Poetry often expresses the deepest feelings, memories, and emotions of the poet. When the poem contains shared experience of moments shared between parents and children, it is often heightened in emotion and feeling. One of the strongest emotional bonds is between a father and son. In two poems about this bond, Theodore RoethkeÆs My PapaÆs Waltz and Dylan ThomasÆ Do Not Go Gentle Into That Good Night, we see the strength of such emotional bonds illustrated. However, we also see a further element that links each of these poems, despite their differences in style and content. In both My PapaÆs Waltz and Do Not Go Gentle, we see sons who are figuratively and literally trying to cling to their fathers.

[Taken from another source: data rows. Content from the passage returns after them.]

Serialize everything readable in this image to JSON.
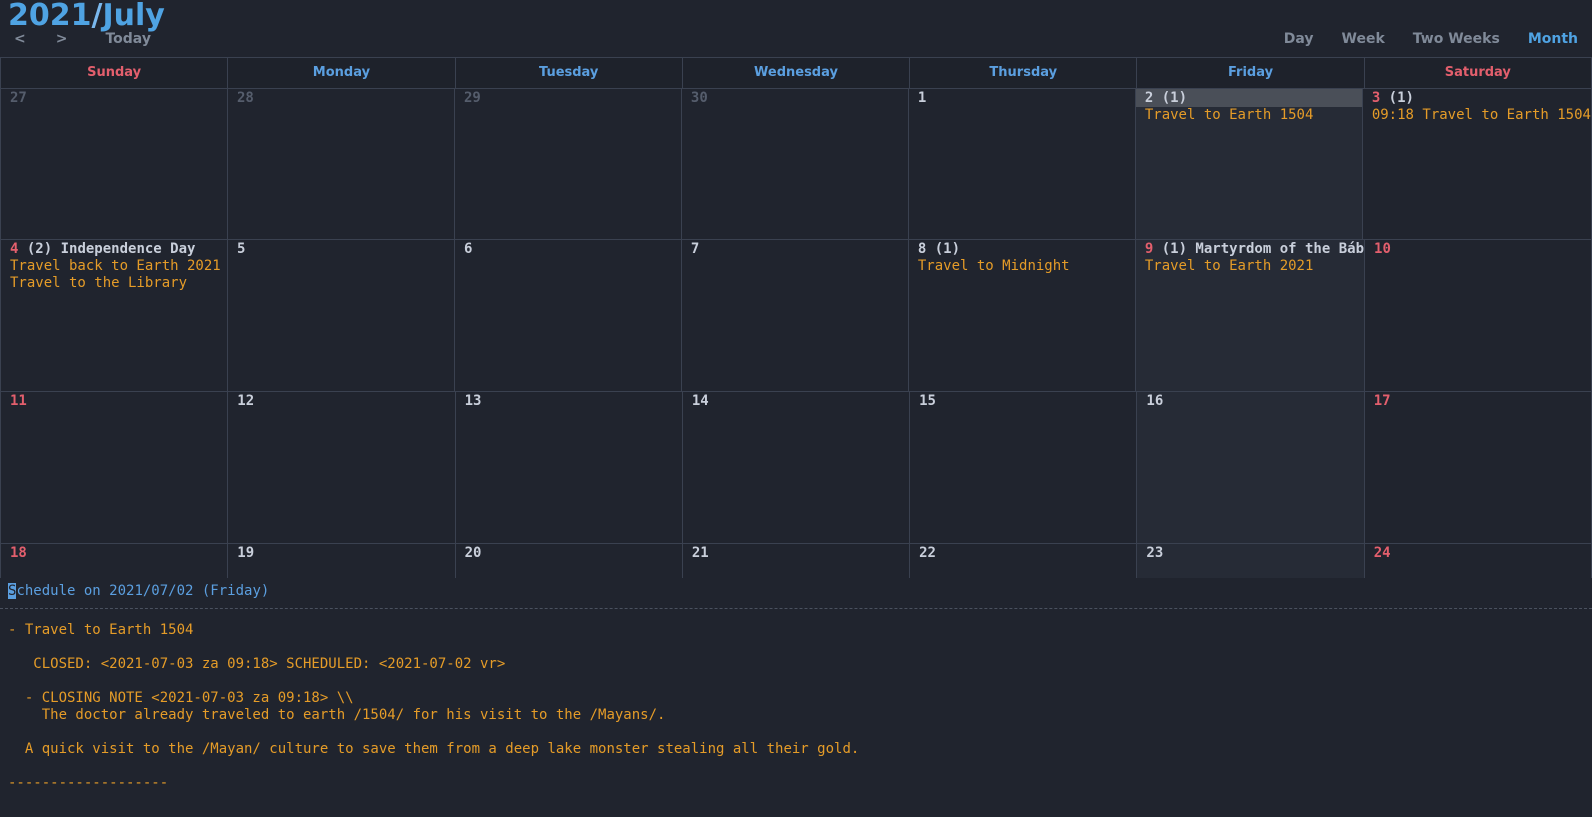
{
  "header": {
    "year": "2021",
    "separator": "/",
    "month": "July",
    "prev_label": "<",
    "next_label": ">",
    "today_label": "Today",
    "views": [
      {
        "label": "Day",
        "active": false
      },
      {
        "label": "Week",
        "active": false
      },
      {
        "label": "Two Weeks",
        "active": false
      },
      {
        "label": "Month",
        "active": true
      }
    ],
    "accent_color": "#4fa3e3",
    "muted_color": "#808a99"
  },
  "weekdays": [
    {
      "label": "Sunday",
      "weekend": true
    },
    {
      "label": "Monday",
      "weekend": false
    },
    {
      "label": "Tuesday",
      "weekend": false
    },
    {
      "label": "Wednesday",
      "weekend": false
    },
    {
      "label": "Thursday",
      "weekend": false
    },
    {
      "label": "Friday",
      "weekend": false
    },
    {
      "label": "Saturday",
      "weekend": true
    }
  ],
  "weeks": [
    {
      "days": [
        {
          "num": "27",
          "dim": true,
          "red": false,
          "count": "",
          "holiday": "",
          "selected": false,
          "highlight": false,
          "events": []
        },
        {
          "num": "28",
          "dim": true,
          "red": false,
          "count": "",
          "holiday": "",
          "selected": false,
          "highlight": false,
          "events": []
        },
        {
          "num": "29",
          "dim": true,
          "red": false,
          "count": "",
          "holiday": "",
          "selected": false,
          "highlight": false,
          "events": []
        },
        {
          "num": "30",
          "dim": true,
          "red": false,
          "count": "",
          "holiday": "",
          "selected": false,
          "highlight": false,
          "events": []
        },
        {
          "num": "1",
          "dim": false,
          "red": false,
          "count": "",
          "holiday": "",
          "selected": false,
          "highlight": false,
          "events": []
        },
        {
          "num": "2",
          "dim": false,
          "red": false,
          "count": "(1)",
          "holiday": "",
          "selected": true,
          "highlight": true,
          "events": [
            "Travel to Earth 1504"
          ]
        },
        {
          "num": "3",
          "dim": false,
          "red": true,
          "count": "(1)",
          "holiday": "",
          "selected": false,
          "highlight": false,
          "events": [
            "09:18 Travel to Earth 1504"
          ]
        }
      ]
    },
    {
      "days": [
        {
          "num": "4",
          "dim": false,
          "red": true,
          "count": "(2)",
          "holiday": "Independence Day",
          "selected": false,
          "highlight": false,
          "events": [
            "Travel back to Earth 2021",
            "Travel to the Library"
          ]
        },
        {
          "num": "5",
          "dim": false,
          "red": false,
          "count": "",
          "holiday": "",
          "selected": false,
          "highlight": false,
          "events": []
        },
        {
          "num": "6",
          "dim": false,
          "red": false,
          "count": "",
          "holiday": "",
          "selected": false,
          "highlight": false,
          "events": []
        },
        {
          "num": "7",
          "dim": false,
          "red": false,
          "count": "",
          "holiday": "",
          "selected": false,
          "highlight": false,
          "events": []
        },
        {
          "num": "8",
          "dim": false,
          "red": false,
          "count": "(1)",
          "holiday": "",
          "selected": false,
          "highlight": false,
          "events": [
            "Travel to Midnight"
          ]
        },
        {
          "num": "9",
          "dim": false,
          "red": true,
          "count": "(1)",
          "holiday": "Martyrdom of the Báb",
          "selected": true,
          "highlight": false,
          "events": [
            "Travel to Earth 2021"
          ]
        },
        {
          "num": "10",
          "dim": false,
          "red": true,
          "count": "",
          "holiday": "",
          "selected": false,
          "highlight": false,
          "events": []
        }
      ]
    },
    {
      "days": [
        {
          "num": "11",
          "dim": false,
          "red": true,
          "count": "",
          "holiday": "",
          "selected": false,
          "highlight": false,
          "events": []
        },
        {
          "num": "12",
          "dim": false,
          "red": false,
          "count": "",
          "holiday": "",
          "selected": false,
          "highlight": false,
          "events": []
        },
        {
          "num": "13",
          "dim": false,
          "red": false,
          "count": "",
          "holiday": "",
          "selected": false,
          "highlight": false,
          "events": []
        },
        {
          "num": "14",
          "dim": false,
          "red": false,
          "count": "",
          "holiday": "",
          "selected": false,
          "highlight": false,
          "events": []
        },
        {
          "num": "15",
          "dim": false,
          "red": false,
          "count": "",
          "holiday": "",
          "selected": false,
          "highlight": false,
          "events": []
        },
        {
          "num": "16",
          "dim": false,
          "red": false,
          "count": "",
          "holiday": "",
          "selected": true,
          "highlight": false,
          "events": []
        },
        {
          "num": "17",
          "dim": false,
          "red": true,
          "count": "",
          "holiday": "",
          "selected": false,
          "highlight": false,
          "events": []
        }
      ]
    },
    {
      "days": [
        {
          "num": "18",
          "dim": false,
          "red": true,
          "count": "",
          "holiday": "",
          "selected": false,
          "highlight": false,
          "events": []
        },
        {
          "num": "19",
          "dim": false,
          "red": false,
          "count": "",
          "holiday": "",
          "selected": false,
          "highlight": false,
          "events": []
        },
        {
          "num": "20",
          "dim": false,
          "red": false,
          "count": "",
          "holiday": "",
          "selected": false,
          "highlight": false,
          "events": []
        },
        {
          "num": "21",
          "dim": false,
          "red": false,
          "count": "",
          "holiday": "",
          "selected": false,
          "highlight": false,
          "events": []
        },
        {
          "num": "22",
          "dim": false,
          "red": false,
          "count": "",
          "holiday": "",
          "selected": false,
          "highlight": false,
          "events": []
        },
        {
          "num": "23",
          "dim": false,
          "red": false,
          "count": "",
          "holiday": "",
          "selected": true,
          "highlight": false,
          "events": []
        },
        {
          "num": "24",
          "dim": false,
          "red": true,
          "count": "",
          "holiday": "",
          "selected": false,
          "highlight": false,
          "events": []
        }
      ]
    }
  ],
  "schedule": {
    "cursor_char": "S",
    "title_rest": "chedule on 2021/07/02 (Friday)",
    "lines": [
      "- Travel to Earth 1504",
      "",
      "   CLOSED: <2021-07-03 za 09:18> SCHEDULED: <2021-07-02 vr>",
      "",
      "  - CLOSING NOTE <2021-07-03 za 09:18> \\\\",
      "    The doctor already traveled to earth /1504/ for his visit to the /Mayans/.",
      "",
      "  A quick visit to the /Mayan/ culture to save them from a deep lake monster stealing all their gold.",
      "",
      "-------------------"
    ],
    "text_color": "#e59c28",
    "title_color": "#5b9fe0"
  }
}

In both My PapaÆs Waltz and Do Not Go Gentle, the speakers are sons sharing an experience with their father. In My PapaÆs Waltz, the speaker shares his memories of how his inebriated father used to waltz him around the house, often to the dismay of his mother: ôWe romped until the pans / Slid from the kitchen shelf; / My motherÆs countenance / Could not unfrown itselfö (Kirszner and Mandell, 779). As a child, the speaker remembers he had to hand on to his father for dear life during these ôwaltzes,ö spontaneous romps during which the speaker would often scraped by a ôbuckleö or endured his father ôàbeat[ing] time on [his] headö (Kirszner et al., 779).
In providing the story of his fatherÆs ôwaltzes,ö the speaker remembers distinctly unique features and traits of his father. He remembers his fatherÆs knuckle was ôbatteredö and his ôpalm caked hard by dirtö (Kirszner et al., 779). Such images serve to remind the speaker of his cherished memories of waltzing around the house with his father, whose inebriated breath ôcould make a small boy dizzyö (Kirszner et al., 778). The dance would end with the father waltzing his son to his bedroom, with the son ôStill clinging to [his] shirtö (Kirs